A doctor, a history teacher, a medical student, an actress, a construction worker, a seamstress… These professions are practiced by Roma people in Bulgaria, Romania, France and Germany. Some of these occupations do not fit the stereotypes and stigmatizing views of Roma. In each of the ECRI project’s video interviews, these women and men talk about how, despite all the obstacles, they were able to access these professions or certain favourable living conditions.
Before walking the steps of the Cannes Film Festival in 2018 for her role in Alone at my Wedding, Alina Serban, born in 1987, had several lives. Her parents lost their home and her mother was imprisoned when she was eight. She then grew up in a boarding school which enabled her to study at university, then at New York University and at the Royal Academy of Dramatic Art in London. She is now a writer, director and actress who says she tells her story to fight racism and discrimination against Roma. She is one of Europe’s best-known Roma actors.

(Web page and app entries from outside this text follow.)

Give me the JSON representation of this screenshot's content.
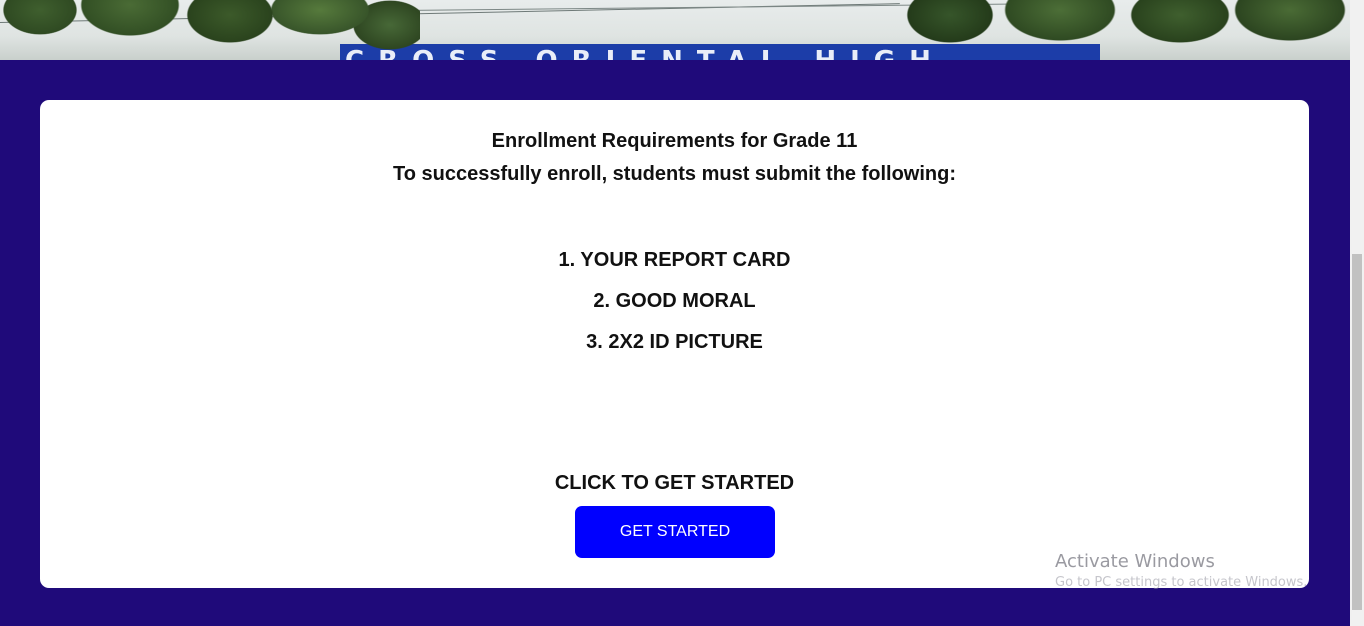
{
  "banner": {
    "sign_text": "CROSS ORIENTAL HIGH"
  },
  "card": {
    "heading_1": "Enrollment Requirements for Grade 11",
    "heading_2": "To successfully enroll, students must submit the following:",
    "requirements": [
      "1. YOUR REPORT CARD",
      "2. GOOD MORAL",
      "3. 2X2 ID PICTURE"
    ],
    "cta_label": "CLICK TO GET STARTED",
    "button_label": "GET STARTED"
  },
  "watermark": {
    "title": "Activate Windows",
    "subtitle": "Go to PC settings to activate Windows."
  },
  "colors": {
    "background": "#1f0a7a",
    "card": "#ffffff",
    "button": "#0000ff",
    "button_text": "#ffffff"
  }
}
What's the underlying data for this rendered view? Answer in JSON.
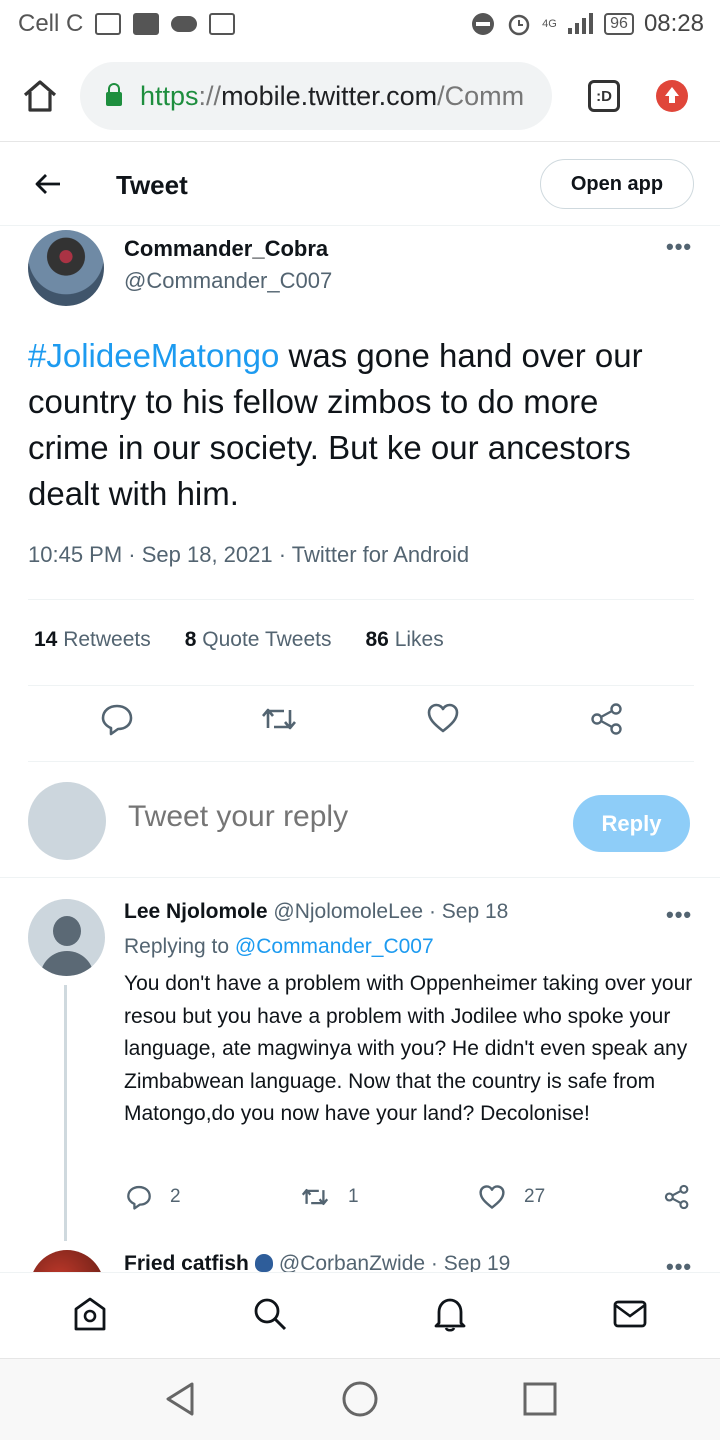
{
  "status_bar": {
    "carrier": "Cell C",
    "network": "4G",
    "battery": "96",
    "time": "08:28"
  },
  "browser": {
    "url_scheme": "https",
    "url_sep": "://",
    "url_host": "mobile.twitter.com",
    "url_path": "/Comm",
    "tab_label": ":D"
  },
  "header": {
    "title": "Tweet",
    "open_app_label": "Open app"
  },
  "tweet": {
    "author_name": "Commander_Cobra",
    "author_handle": "@Commander_C007",
    "hashtag": "#JolideeMatongo",
    "text_rest": " was gone hand over our country to his fellow zimbos to do more crime in our society. But ke our ancestors dealt with him.",
    "meta": "10:45 PM · Sep 18, 2021 · Twitter for Android",
    "retweets_count": "14",
    "retweets_label": "Retweets",
    "quote_count": "8",
    "quote_label": "Quote Tweets",
    "likes_count": "86",
    "likes_label": "Likes"
  },
  "composer": {
    "placeholder": "Tweet your reply",
    "reply_label": "Reply"
  },
  "replies": [
    {
      "name": "Lee Njolomole",
      "handle": "@NjolomoleLee",
      "sep": " · ",
      "date": "Sep 18",
      "replying_prefix": "Replying to ",
      "replying_to": "@Commander_C007",
      "text": "You don't have a problem with  Oppenheimer taking over your resou but you have a problem with Jodilee who spoke your language, ate magwinya with you? He didn't even speak any Zimbabwean language.  Now that the country is safe from  Matongo,do you now have your land? Decolonise!",
      "reply_count": "2",
      "retweet_count": "1",
      "like_count": "27"
    },
    {
      "name": "Fried catfish",
      "handle": "@CorbanZwide",
      "sep": " · ",
      "date": "Sep 19"
    }
  ],
  "icons": {
    "home": "home-icon",
    "search": "search-icon",
    "notifications": "bell-icon",
    "messages": "mail-icon"
  },
  "colors": {
    "accent": "#1d9bf0",
    "reply_button": "#8ecdf8",
    "secondary_text": "#536471"
  }
}
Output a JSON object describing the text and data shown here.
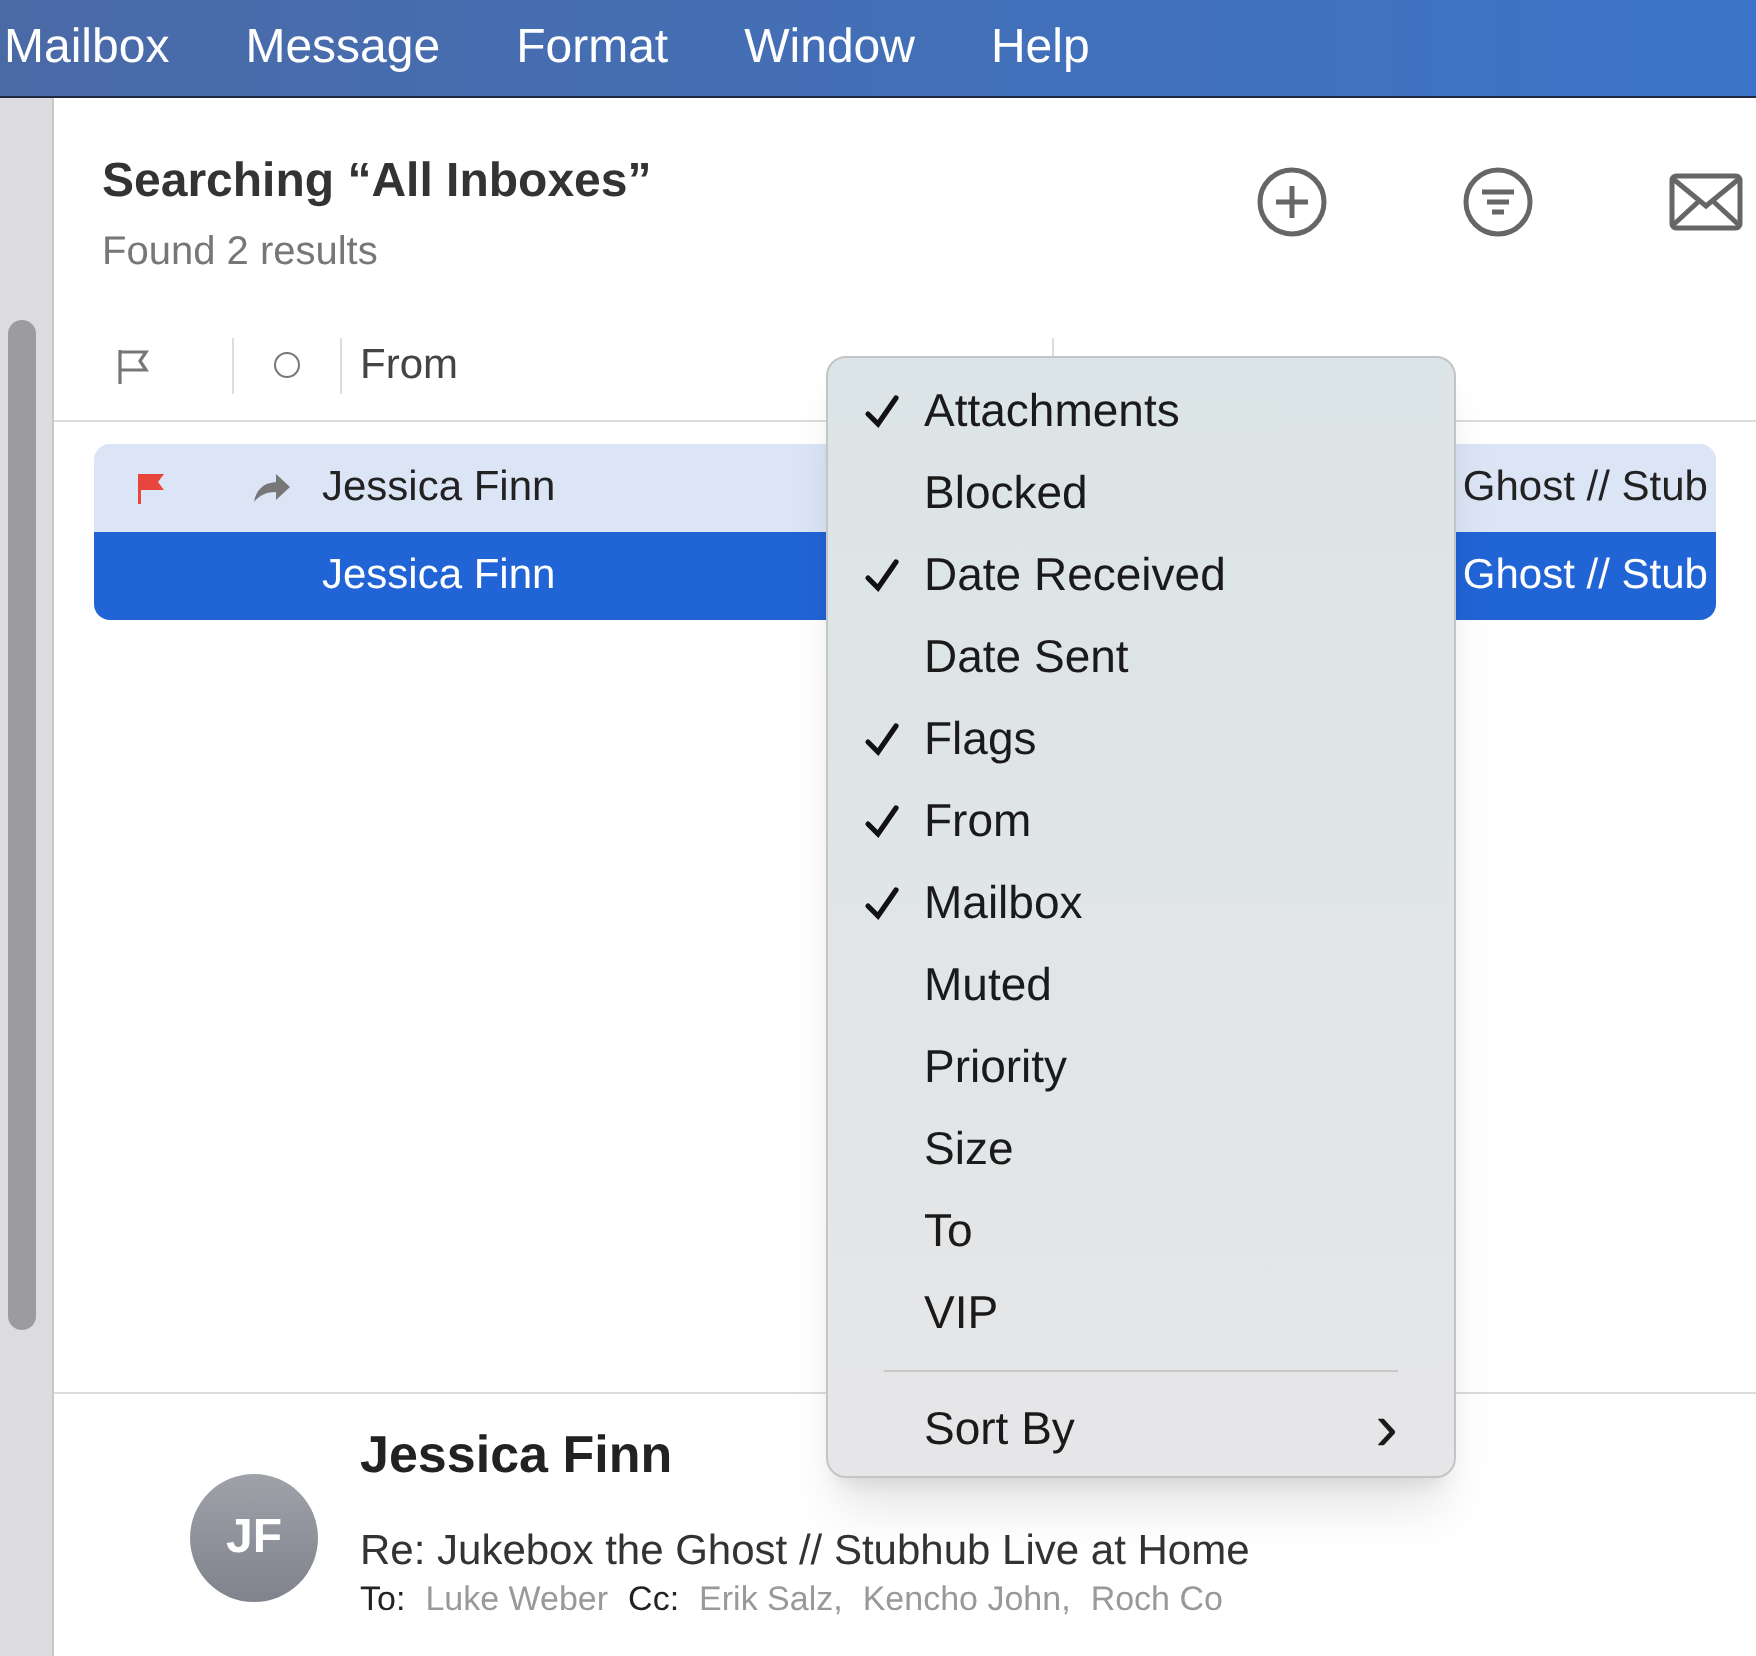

Vesko and Zlatka
Vesko and Zlatka have been living in Bordeaux since 2012 and have two children. They joined Vesko’s father in this city, who had been living there since 2003. In Bulgaria, Vesko has worked in the construction industry since he was 15 years old, he is now specialised in façade plastering. They refused to live in a squat and managed to find accommodation through an acquaintance. They both tell us why they came, their living conditions and their ambitions for the future.
Zapryan lives in a small village near Plovdiv where he was once mayor. His childhood dream was to be a doctor, but he eventually became a biology and chemistry teacher by choice after his university studies. His parents were poor but they always supported him during his studies, which he financed by working and being helped by the Soros Open Society organisation. Zapryan, whom we meet in Europe’s largest Roma neighbourhood, Stolipinovo, tells us what was decisive in his journey.
Sasho is 21 years old, lives in Plovdiv and is studying dentistry. His dream is to specialise in Canada or the United States and settle in one of these countries. He speaks bluntly of the young people in the neighbourhood who only think about marriage, cars and showing off. Personally, he sees no other solution than to leave his country, where a Roma cannot have a dignified life as he wishes. We meet him in Stolipinovo, in the premises of the Association Youth Club Roma Stolipinovo directed by Asen Karagyozov, which supports him.
Corina is an oncologist at the public hospital in the city where she was born, Ploiesti. She says she is from a mixed family, only her father is Roma. Her parents had to brave the prohibitions in their families and social circles to get married. Corina says that she became aware of her Roma identity late in life, but now claims it for reasons of collective political emancipation. She wanted to be a doctor since childhood, and she talks about the personal reasons and support that enabled her to do so. We meet Corina at the Roma Education Fund in Bucharest.
Roxanna, a German-born Sinti, runs the organisation Safe space from Dortmund, which promotes inclusion, intersectionality and empowerment of Sinti (or Sinté) and Roma. The Sinti share an Indian origin with the Roma but came to Western Europe in the Middle Ages. The Sinti were deported by the Nazi regime to concentration and extermination camps, just like the Roma. A majority of them did not survive. Part of Roxanna’s family was also a victim of genocide. This trauma is for her essential in understanding the contemporary period marked by multiple discriminations.